___ Provided entries ___

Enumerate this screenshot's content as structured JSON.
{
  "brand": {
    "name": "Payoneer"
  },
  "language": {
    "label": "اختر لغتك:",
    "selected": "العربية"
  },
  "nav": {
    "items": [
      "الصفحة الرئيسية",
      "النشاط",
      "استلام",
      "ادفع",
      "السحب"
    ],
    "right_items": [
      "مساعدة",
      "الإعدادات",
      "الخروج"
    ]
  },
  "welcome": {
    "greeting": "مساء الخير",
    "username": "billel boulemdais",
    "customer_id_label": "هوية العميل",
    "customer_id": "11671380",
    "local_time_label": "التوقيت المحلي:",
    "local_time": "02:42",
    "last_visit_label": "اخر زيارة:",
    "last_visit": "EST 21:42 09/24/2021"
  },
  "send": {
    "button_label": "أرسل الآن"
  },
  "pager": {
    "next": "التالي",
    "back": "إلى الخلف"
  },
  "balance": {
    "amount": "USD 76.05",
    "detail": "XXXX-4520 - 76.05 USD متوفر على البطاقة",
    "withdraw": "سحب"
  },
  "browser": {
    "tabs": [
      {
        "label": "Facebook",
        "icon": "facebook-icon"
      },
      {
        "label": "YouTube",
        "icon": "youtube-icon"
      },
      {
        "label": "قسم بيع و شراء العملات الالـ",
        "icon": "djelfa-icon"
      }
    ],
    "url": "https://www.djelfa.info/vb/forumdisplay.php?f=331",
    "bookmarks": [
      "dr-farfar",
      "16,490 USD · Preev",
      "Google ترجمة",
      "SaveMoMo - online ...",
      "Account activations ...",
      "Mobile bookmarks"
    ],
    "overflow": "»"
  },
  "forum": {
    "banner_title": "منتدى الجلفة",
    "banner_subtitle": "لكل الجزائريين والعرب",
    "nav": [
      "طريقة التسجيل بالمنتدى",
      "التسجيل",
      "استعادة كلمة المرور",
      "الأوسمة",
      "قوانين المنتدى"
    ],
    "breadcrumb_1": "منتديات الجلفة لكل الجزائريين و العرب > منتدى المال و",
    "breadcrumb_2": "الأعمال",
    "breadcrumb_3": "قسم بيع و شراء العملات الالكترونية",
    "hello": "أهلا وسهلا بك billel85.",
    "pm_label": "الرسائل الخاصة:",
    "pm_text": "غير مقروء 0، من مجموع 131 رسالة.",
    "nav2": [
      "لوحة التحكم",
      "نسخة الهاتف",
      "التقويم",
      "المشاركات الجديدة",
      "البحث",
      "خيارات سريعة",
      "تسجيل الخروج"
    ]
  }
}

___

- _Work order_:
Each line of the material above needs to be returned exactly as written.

- _Your response_:
Enumerate this screenshot's content as structured JSON.
{
  "brand": {
    "name": "Payoneer"
  },
  "language": {
    "label": "اختر لغتك:",
    "selected": "العربية"
  },
  "nav": {
    "items": [
      "الصفحة الرئيسية",
      "النشاط",
      "استلام",
      "ادفع",
      "السحب"
    ],
    "right_items": [
      "مساعدة",
      "الإعدادات",
      "الخروج"
    ]
  },
  "welcome": {
    "greeting": "مساء الخير",
    "username": "billel boulemdais",
    "customer_id_label": "هوية العميل",
    "customer_id": "11671380",
    "local_time_label": "التوقيت المحلي:",
    "local_time": "02:42",
    "last_visit_label": "اخر زيارة:",
    "last_visit": "EST 21:42 09/24/2021"
  },
  "send": {
    "button_label": "أرسل الآن"
  },
  "pager": {
    "next": "التالي",
    "back": "إلى الخلف"
  },
  "balance": {
    "amount": "USD 76.05",
    "detail": "XXXX-4520 - 76.05 USD متوفر على البطاقة",
    "withdraw": "سحب"
  },
  "browser": {
    "tabs": [
      {
        "label": "Facebook",
        "icon": "facebook-icon"
      },
      {
        "label": "YouTube",
        "icon": "youtube-icon"
      },
      {
        "label": "قسم بيع و شراء العملات الالـ",
        "icon": "djelfa-icon"
      }
    ],
    "url": "https://www.djelfa.info/vb/forumdisplay.php?f=331",
    "bookmarks": [
      "dr-farfar",
      "16,490 USD · Preev",
      "Google ترجمة",
      "SaveMoMo - online ...",
      "Account activations ...",
      "Mobile bookmarks"
    ],
    "overflow": "»"
  },
  "forum": {
    "banner_title": "منتدى الجلفة",
    "banner_subtitle": "لكل الجزائريين والعرب",
    "nav": [
      "طريقة التسجيل بالمنتدى",
      "التسجيل",
      "استعادة كلمة المرور",
      "الأوسمة",
      "قوانين المنتدى"
    ],
    "breadcrumb_1": "منتديات الجلفة لكل الجزائريين و العرب > منتدى المال و",
    "breadcrumb_2": "الأعمال",
    "breadcrumb_3": "قسم بيع و شراء العملات الالكترونية",
    "hello": "أهلا وسهلا بك billel85.",
    "pm_label": "الرسائل الخاصة:",
    "pm_text": "غير مقروء 0، من مجموع 131 رسالة.",
    "nav2": [
      "لوحة التحكم",
      "نسخة الهاتف",
      "التقويم",
      "المشاركات الجديدة",
      "البحث",
      "خيارات سريعة",
      "تسجيل الخروج"
    ]
  }
}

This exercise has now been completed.